=== SOURCE DATA ===

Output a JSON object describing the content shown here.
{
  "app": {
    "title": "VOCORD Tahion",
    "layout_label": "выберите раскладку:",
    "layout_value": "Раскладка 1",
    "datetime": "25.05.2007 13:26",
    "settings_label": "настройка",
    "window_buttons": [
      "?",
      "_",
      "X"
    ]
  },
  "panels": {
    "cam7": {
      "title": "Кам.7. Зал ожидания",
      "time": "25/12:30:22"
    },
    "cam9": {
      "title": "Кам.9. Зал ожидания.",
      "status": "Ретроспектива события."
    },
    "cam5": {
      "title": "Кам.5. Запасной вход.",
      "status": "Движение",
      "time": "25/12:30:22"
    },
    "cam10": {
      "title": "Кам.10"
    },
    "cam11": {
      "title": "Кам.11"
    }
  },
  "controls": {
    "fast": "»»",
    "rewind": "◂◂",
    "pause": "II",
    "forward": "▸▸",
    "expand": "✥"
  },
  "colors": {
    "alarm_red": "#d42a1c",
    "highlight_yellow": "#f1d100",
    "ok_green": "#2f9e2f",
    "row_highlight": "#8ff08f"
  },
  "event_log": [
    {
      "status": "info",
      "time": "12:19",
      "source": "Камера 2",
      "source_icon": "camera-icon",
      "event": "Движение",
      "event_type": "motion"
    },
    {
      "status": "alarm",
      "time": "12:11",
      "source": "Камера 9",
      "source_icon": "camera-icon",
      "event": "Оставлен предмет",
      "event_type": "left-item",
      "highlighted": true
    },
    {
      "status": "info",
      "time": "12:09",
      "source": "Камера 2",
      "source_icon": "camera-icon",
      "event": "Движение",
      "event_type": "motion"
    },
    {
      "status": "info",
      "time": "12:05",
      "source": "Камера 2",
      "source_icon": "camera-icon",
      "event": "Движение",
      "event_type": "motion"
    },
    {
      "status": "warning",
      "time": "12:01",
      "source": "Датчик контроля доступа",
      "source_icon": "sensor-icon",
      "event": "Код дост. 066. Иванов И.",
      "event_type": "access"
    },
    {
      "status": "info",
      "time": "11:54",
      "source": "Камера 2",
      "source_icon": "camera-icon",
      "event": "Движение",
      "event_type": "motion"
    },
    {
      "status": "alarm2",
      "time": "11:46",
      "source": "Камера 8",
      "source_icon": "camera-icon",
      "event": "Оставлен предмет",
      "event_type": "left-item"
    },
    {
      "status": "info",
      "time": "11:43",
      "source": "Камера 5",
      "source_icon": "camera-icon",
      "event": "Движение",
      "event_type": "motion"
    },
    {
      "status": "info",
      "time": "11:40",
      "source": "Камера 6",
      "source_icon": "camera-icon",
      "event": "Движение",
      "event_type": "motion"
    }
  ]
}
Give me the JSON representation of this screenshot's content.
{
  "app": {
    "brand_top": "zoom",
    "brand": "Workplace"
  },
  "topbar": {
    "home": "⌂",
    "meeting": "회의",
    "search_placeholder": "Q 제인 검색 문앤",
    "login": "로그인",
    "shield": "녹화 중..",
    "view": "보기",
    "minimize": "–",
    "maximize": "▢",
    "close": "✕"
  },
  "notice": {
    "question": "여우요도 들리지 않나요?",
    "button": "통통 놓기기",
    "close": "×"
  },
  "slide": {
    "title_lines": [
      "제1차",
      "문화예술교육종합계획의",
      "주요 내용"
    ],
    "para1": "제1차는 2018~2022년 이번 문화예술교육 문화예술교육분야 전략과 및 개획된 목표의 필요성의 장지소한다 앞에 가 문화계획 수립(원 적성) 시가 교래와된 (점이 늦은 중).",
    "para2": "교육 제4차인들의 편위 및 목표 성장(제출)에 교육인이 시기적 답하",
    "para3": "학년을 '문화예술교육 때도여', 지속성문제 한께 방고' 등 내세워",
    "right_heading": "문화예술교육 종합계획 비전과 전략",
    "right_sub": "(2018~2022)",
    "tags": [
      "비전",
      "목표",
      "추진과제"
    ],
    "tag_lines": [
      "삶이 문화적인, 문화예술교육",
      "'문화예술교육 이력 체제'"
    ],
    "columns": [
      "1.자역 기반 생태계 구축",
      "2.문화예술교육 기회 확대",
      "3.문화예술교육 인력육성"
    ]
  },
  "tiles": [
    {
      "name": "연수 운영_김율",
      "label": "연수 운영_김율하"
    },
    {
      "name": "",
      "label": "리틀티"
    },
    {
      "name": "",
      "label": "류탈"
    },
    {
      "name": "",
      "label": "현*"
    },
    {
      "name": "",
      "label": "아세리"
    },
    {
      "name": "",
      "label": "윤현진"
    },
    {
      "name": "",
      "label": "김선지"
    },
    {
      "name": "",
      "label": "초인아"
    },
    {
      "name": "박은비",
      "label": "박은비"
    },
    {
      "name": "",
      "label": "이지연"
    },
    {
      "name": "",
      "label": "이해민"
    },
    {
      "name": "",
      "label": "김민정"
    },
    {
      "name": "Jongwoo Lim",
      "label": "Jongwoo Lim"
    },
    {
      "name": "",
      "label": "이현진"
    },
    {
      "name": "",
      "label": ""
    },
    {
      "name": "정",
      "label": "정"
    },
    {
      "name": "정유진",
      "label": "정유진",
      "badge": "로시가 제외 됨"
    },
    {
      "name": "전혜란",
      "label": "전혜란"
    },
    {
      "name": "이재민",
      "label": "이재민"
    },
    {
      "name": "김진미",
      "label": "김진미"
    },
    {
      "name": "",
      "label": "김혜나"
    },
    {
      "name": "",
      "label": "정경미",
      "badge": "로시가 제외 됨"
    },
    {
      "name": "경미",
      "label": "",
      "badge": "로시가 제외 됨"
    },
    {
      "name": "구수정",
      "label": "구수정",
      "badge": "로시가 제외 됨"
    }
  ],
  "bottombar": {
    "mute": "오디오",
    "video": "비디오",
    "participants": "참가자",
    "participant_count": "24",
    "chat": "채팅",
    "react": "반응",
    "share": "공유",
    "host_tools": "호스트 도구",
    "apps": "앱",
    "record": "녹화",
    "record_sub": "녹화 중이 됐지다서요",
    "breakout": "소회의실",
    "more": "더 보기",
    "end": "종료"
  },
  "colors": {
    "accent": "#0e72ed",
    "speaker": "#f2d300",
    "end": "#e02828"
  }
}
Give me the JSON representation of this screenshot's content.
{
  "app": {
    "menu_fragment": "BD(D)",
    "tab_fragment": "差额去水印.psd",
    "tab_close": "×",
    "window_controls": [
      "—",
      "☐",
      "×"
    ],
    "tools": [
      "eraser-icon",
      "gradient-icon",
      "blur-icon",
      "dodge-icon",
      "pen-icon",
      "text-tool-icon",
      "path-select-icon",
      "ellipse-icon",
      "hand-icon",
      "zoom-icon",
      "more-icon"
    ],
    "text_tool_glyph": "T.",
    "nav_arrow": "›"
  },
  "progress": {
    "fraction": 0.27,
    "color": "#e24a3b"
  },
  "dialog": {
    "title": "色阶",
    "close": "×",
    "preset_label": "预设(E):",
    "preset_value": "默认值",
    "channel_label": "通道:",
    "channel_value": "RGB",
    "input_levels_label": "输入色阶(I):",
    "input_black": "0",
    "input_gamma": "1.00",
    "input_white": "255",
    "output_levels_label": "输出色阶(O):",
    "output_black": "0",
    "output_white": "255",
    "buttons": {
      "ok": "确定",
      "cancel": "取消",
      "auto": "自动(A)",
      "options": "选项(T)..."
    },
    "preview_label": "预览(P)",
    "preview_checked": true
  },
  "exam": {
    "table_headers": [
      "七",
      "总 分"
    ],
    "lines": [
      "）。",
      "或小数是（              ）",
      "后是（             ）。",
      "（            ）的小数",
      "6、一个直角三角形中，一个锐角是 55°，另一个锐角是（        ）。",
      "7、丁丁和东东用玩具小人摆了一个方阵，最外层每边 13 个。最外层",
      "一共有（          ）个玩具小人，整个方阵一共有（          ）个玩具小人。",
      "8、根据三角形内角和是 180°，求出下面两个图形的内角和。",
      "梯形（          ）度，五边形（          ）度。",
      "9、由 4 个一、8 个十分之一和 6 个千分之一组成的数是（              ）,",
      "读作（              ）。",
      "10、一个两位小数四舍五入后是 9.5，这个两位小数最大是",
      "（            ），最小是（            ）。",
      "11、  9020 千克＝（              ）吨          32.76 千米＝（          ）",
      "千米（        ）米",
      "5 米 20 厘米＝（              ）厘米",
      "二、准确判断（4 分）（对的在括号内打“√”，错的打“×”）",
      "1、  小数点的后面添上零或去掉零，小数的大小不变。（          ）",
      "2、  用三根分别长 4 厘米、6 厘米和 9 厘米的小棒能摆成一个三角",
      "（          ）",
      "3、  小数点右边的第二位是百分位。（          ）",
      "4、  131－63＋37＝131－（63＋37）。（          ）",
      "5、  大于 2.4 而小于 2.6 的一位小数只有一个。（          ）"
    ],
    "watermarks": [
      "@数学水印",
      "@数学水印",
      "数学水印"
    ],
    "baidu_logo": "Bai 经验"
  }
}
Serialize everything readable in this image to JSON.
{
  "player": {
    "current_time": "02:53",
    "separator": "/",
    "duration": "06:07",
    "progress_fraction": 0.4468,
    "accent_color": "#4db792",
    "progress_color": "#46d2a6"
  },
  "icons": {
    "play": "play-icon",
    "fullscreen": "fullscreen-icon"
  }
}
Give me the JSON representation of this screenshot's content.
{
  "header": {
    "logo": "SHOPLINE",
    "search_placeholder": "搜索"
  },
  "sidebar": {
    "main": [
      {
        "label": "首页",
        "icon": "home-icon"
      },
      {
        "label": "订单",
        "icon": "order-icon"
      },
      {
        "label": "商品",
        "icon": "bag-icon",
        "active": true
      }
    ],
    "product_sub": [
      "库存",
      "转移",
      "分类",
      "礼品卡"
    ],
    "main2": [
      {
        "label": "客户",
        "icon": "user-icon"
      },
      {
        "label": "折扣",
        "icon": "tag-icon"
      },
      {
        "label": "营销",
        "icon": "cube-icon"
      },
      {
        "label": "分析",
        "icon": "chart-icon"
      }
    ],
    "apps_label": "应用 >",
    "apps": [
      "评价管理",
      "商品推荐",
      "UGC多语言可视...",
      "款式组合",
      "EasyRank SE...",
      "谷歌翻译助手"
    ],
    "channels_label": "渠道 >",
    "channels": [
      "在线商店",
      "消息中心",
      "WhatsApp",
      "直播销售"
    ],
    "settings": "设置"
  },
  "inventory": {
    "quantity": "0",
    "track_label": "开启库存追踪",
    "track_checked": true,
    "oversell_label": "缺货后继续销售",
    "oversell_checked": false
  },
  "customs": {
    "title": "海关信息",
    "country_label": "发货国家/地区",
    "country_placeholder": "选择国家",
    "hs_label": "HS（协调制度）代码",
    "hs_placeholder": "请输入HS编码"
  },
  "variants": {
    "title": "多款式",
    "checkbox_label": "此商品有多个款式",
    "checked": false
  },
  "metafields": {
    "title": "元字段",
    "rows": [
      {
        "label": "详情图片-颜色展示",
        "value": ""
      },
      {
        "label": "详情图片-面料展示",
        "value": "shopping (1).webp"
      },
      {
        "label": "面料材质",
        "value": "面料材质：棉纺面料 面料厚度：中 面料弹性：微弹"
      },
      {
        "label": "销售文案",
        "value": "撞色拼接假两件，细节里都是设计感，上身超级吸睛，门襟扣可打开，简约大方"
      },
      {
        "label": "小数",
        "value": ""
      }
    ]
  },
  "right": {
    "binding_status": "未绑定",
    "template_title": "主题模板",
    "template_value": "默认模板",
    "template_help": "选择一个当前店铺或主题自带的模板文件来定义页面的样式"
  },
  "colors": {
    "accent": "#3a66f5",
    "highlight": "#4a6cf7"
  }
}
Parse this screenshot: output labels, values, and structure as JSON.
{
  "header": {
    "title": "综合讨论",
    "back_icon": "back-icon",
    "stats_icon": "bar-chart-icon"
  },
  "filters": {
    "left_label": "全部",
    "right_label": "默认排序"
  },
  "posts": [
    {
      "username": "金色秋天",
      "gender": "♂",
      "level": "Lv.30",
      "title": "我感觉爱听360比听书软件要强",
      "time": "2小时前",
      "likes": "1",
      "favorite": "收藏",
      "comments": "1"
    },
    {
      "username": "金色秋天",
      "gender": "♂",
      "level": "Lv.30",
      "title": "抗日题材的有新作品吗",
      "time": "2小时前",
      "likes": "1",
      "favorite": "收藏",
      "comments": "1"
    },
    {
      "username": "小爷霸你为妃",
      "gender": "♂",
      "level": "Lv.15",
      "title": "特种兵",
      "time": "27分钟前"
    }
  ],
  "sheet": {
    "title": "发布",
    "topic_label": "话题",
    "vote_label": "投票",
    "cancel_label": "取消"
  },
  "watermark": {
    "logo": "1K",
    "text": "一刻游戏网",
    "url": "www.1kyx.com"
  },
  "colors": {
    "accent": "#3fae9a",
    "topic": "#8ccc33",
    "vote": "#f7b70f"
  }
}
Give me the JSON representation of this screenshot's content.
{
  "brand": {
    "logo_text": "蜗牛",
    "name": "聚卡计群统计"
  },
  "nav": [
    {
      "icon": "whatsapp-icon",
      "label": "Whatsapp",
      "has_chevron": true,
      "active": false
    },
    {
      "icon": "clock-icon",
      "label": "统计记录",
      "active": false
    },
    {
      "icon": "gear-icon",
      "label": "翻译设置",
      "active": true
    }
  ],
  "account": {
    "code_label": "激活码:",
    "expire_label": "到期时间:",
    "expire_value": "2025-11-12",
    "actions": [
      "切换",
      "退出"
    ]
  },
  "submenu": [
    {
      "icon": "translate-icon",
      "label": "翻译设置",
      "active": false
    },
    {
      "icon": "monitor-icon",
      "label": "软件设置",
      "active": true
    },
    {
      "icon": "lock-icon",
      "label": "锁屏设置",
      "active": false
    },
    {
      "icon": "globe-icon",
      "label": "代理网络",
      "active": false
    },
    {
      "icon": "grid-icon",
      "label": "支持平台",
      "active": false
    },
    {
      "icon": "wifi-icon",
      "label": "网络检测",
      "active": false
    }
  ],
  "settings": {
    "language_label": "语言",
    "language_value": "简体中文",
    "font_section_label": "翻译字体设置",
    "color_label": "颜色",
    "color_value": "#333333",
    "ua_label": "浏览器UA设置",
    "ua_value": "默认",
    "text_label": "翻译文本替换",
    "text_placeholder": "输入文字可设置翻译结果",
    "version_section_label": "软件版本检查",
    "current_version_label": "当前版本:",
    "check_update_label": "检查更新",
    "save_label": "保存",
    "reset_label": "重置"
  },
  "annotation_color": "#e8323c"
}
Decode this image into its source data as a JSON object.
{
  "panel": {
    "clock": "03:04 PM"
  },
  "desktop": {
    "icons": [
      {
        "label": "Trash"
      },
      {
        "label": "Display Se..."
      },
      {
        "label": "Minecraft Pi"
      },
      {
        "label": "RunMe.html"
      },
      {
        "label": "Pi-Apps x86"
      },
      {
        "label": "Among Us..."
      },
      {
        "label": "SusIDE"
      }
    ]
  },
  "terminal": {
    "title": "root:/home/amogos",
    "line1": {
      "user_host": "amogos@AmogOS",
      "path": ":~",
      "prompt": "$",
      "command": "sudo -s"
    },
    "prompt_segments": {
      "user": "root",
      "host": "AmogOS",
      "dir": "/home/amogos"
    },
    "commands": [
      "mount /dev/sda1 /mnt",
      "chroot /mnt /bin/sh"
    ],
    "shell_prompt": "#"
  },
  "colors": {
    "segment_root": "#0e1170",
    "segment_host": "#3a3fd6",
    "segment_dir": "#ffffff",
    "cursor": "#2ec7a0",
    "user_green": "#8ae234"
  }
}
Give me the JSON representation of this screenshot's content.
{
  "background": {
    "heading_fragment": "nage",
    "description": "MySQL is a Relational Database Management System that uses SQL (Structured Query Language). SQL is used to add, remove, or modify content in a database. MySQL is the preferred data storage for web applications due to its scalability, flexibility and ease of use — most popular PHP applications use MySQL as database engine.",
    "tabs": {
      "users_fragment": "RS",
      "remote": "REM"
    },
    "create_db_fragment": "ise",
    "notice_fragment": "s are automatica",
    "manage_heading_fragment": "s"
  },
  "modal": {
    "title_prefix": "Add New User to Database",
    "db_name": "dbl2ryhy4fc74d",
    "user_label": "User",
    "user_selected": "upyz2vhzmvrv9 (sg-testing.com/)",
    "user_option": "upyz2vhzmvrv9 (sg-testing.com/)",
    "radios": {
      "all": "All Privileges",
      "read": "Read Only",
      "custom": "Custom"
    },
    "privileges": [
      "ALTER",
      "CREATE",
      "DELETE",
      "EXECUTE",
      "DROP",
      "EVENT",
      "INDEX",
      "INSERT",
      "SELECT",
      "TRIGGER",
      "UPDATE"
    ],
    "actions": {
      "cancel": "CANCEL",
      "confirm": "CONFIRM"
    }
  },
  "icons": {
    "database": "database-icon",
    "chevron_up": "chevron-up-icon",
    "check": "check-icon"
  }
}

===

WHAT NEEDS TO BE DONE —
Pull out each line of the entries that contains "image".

ANSWER SPACE —
Serialize everything readable in this image to JSON.
Decode this image into its source data as a JSON object.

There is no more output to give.